Please repeat the entries below exactly as written, leaving out any images.
+-------+
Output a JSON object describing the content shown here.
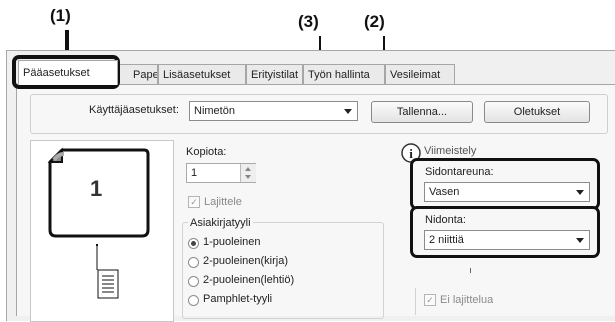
{
  "callouts": [
    "(1)",
    "(3)",
    "(2)"
  ],
  "tabs": [
    {
      "label": "Pääasetukset"
    },
    {
      "label": "Paperi"
    },
    {
      "label": "Lisäasetukset"
    },
    {
      "label": "Erityistilat"
    },
    {
      "label": "Työn hallinta"
    },
    {
      "label": "Vesileimat"
    }
  ],
  "user_settings": {
    "label": "Käyttäjäasetukset:",
    "value": "Nimetön",
    "save_button": "Tallenna...",
    "defaults_button": "Oletukset"
  },
  "preview": {
    "page_number": "1"
  },
  "copies": {
    "label": "Kopiota:",
    "value": "1"
  },
  "collate": {
    "label": "Lajittele"
  },
  "document_style": {
    "label": "Asiakirjatyyli",
    "options": [
      "1-puoleinen",
      "2-puoleinen(kirja)",
      "2-puoleinen(lehtiö)",
      "Pamphlet-tyyli"
    ],
    "selected": "1-puoleinen"
  },
  "info_label": "Viimeistely",
  "binding_edge": {
    "label": "Sidontareuna:",
    "value": "Vasen"
  },
  "staple": {
    "label": "Nidonta:",
    "value": "2 niittiä"
  },
  "offset": {
    "label": "Ei lajittelua"
  },
  "colors": {
    "highlight": "#111111",
    "panel": "#f7f7f7"
  }
}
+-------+
- [The answer]:
Output a JSON object describing the content shown here.
{
  "callouts": [
    "(1)",
    "(3)",
    "(2)"
  ],
  "tabs": [
    {
      "label": "Pääasetukset"
    },
    {
      "label": "Paperi"
    },
    {
      "label": "Lisäasetukset"
    },
    {
      "label": "Erityistilat"
    },
    {
      "label": "Työn hallinta"
    },
    {
      "label": "Vesileimat"
    }
  ],
  "user_settings": {
    "label": "Käyttäjäasetukset:",
    "value": "Nimetön",
    "save_button": "Tallenna...",
    "defaults_button": "Oletukset"
  },
  "preview": {
    "page_number": "1"
  },
  "copies": {
    "label": "Kopiota:",
    "value": "1"
  },
  "collate": {
    "label": "Lajittele"
  },
  "document_style": {
    "label": "Asiakirjatyyli",
    "options": [
      "1-puoleinen",
      "2-puoleinen(kirja)",
      "2-puoleinen(lehtiö)",
      "Pamphlet-tyyli"
    ],
    "selected": "1-puoleinen"
  },
  "info_label": "Viimeistely",
  "binding_edge": {
    "label": "Sidontareuna:",
    "value": "Vasen"
  },
  "staple": {
    "label": "Nidonta:",
    "value": "2 niittiä"
  },
  "offset": {
    "label": "Ei lajittelua"
  },
  "colors": {
    "highlight": "#111111",
    "panel": "#f7f7f7"
  }
}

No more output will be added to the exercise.